▶ **TASK STATEMENT**
Copy each of the following entries back without change.

○ ○ ○

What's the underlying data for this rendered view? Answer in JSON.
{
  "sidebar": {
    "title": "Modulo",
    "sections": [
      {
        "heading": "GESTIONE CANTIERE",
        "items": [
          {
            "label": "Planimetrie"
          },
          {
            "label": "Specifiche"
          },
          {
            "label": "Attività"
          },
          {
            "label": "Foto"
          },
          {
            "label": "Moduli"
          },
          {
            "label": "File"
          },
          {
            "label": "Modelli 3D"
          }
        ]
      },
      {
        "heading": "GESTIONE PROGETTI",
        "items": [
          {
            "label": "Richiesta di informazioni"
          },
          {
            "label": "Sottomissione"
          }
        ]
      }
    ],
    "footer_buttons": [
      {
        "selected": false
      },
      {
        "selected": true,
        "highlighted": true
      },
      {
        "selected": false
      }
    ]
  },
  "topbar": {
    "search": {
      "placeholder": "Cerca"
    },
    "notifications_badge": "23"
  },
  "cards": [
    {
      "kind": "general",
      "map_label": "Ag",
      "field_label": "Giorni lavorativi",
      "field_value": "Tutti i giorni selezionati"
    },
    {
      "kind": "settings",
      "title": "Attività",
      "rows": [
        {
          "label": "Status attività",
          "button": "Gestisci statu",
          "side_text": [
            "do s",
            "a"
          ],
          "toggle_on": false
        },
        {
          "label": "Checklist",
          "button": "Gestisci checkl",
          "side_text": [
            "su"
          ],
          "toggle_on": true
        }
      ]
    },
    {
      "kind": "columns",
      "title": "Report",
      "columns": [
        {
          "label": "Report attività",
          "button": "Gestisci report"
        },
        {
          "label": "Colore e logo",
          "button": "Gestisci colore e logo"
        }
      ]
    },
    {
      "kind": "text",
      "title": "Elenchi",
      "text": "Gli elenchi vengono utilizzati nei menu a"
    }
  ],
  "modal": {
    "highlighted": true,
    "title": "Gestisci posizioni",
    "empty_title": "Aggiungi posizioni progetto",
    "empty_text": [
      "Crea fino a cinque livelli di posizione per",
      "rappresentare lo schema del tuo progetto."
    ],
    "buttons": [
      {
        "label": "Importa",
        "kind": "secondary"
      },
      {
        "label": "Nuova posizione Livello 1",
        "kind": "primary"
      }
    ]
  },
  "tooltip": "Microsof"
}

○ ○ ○

▶ **ANSWER TO THIS EXERCISE**
What's the underlying data for this rendered view? Answer in JSON.
{
  "sidebar": {
    "title": "Modulo",
    "sections": [
      {
        "heading": "GESTIONE CANTIERE",
        "items": [
          {
            "label": "Planimetrie"
          },
          {
            "label": "Specifiche"
          },
          {
            "label": "Attività"
          },
          {
            "label": "Foto"
          },
          {
            "label": "Moduli"
          },
          {
            "label": "File"
          },
          {
            "label": "Modelli 3D"
          }
        ]
      },
      {
        "heading": "GESTIONE PROGETTI",
        "items": [
          {
            "label": "Richiesta di informazioni"
          },
          {
            "label": "Sottomissione"
          }
        ]
      }
    ],
    "footer_buttons": [
      {
        "selected": false
      },
      {
        "selected": true,
        "highlighted": true
      },
      {
        "selected": false
      }
    ]
  },
  "topbar": {
    "search": {
      "placeholder": "Cerca"
    },
    "notifications_badge": "23"
  },
  "cards": [
    {
      "kind": "general",
      "map_label": "Ag",
      "field_label": "Giorni lavorativi",
      "field_value": "Tutti i giorni selezionati"
    },
    {
      "kind": "settings",
      "title": "Attività",
      "rows": [
        {
          "label": "Status attività",
          "button": "Gestisci statu",
          "side_text": [
            "do s",
            "a"
          ],
          "toggle_on": false
        },
        {
          "label": "Checklist",
          "button": "Gestisci checkl",
          "side_text": [
            "su"
          ],
          "toggle_on": true
        }
      ]
    },
    {
      "kind": "columns",
      "title": "Report",
      "columns": [
        {
          "label": "Report attività",
          "button": "Gestisci report"
        },
        {
          "label": "Colore e logo",
          "button": "Gestisci colore e logo"
        }
      ]
    },
    {
      "kind": "text",
      "title": "Elenchi",
      "text": "Gli elenchi vengono utilizzati nei menu a"
    }
  ],
  "modal": {
    "highlighted": true,
    "title": "Gestisci posizioni",
    "empty_title": "Aggiungi posizioni progetto",
    "empty_text": [
      "Crea fino a cinque livelli di posizione per",
      "rappresentare lo schema del tuo progetto."
    ],
    "buttons": [
      {
        "label": "Importa",
        "kind": "secondary"
      },
      {
        "label": "Nuova posizione Livello 1",
        "kind": "primary"
      }
    ]
  },
  "tooltip": "Microsof"
}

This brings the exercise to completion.